EXERCISE DIRECTIONS » Where "分配职责" occurs in a line of the entries below, copy that line.
== PROVIDED INFORMATION
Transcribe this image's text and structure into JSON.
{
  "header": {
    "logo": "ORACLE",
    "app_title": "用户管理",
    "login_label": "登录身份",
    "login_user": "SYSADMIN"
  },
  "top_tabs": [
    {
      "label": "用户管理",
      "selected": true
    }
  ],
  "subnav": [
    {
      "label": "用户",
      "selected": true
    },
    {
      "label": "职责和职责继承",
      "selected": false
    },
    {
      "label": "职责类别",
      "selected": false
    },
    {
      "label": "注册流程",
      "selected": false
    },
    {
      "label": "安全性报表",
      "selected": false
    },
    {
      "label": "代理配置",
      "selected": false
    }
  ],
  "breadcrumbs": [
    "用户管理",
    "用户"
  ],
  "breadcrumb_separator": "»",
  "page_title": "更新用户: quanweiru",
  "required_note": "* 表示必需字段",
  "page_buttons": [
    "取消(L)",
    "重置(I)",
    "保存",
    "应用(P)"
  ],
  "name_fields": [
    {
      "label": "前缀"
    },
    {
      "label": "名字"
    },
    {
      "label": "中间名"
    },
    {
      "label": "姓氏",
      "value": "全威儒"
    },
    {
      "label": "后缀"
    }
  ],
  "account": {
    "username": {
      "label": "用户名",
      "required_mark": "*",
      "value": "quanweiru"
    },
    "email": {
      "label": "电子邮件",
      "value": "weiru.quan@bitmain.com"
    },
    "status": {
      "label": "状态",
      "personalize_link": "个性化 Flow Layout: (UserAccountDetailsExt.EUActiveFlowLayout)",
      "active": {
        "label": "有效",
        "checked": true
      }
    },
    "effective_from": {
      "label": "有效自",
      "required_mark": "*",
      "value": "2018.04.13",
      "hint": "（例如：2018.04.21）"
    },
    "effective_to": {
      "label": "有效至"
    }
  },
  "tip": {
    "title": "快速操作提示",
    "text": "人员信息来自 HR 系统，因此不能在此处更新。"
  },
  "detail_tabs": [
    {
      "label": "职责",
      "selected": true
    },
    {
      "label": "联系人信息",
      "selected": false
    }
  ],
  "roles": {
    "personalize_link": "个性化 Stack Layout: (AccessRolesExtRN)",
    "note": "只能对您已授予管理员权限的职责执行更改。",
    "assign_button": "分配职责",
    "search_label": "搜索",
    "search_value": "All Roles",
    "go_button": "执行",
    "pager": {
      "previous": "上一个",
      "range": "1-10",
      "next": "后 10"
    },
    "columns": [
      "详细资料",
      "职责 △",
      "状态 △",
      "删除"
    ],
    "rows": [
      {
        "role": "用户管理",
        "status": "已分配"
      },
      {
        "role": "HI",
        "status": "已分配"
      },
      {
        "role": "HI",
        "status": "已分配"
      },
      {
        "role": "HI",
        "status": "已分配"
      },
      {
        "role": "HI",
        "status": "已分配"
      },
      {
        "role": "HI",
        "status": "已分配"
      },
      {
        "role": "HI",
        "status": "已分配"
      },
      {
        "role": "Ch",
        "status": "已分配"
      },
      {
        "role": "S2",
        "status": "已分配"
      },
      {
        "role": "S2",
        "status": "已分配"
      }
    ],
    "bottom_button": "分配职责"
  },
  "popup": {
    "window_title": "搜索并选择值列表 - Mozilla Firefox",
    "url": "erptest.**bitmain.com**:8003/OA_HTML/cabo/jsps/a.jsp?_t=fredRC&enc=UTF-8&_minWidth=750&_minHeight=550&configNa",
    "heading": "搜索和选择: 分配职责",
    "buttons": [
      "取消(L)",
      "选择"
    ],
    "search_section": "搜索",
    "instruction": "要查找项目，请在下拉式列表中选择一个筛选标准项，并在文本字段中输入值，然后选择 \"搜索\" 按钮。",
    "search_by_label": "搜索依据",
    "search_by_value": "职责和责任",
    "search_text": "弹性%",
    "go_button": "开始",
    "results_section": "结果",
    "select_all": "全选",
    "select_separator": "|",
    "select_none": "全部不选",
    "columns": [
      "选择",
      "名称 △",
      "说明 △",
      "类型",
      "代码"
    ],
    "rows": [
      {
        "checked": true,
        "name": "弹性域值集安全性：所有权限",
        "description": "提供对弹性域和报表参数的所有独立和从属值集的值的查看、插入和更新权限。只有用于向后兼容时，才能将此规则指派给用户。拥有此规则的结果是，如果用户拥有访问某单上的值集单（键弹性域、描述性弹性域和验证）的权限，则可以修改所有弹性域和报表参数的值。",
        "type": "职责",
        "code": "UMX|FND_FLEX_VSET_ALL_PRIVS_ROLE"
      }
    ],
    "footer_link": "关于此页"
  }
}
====
RESPONSE BOX »
    "assign_button": "分配职责",
    "bottom_button": "分配职责"
    "heading": "搜索和选择: 分配职责",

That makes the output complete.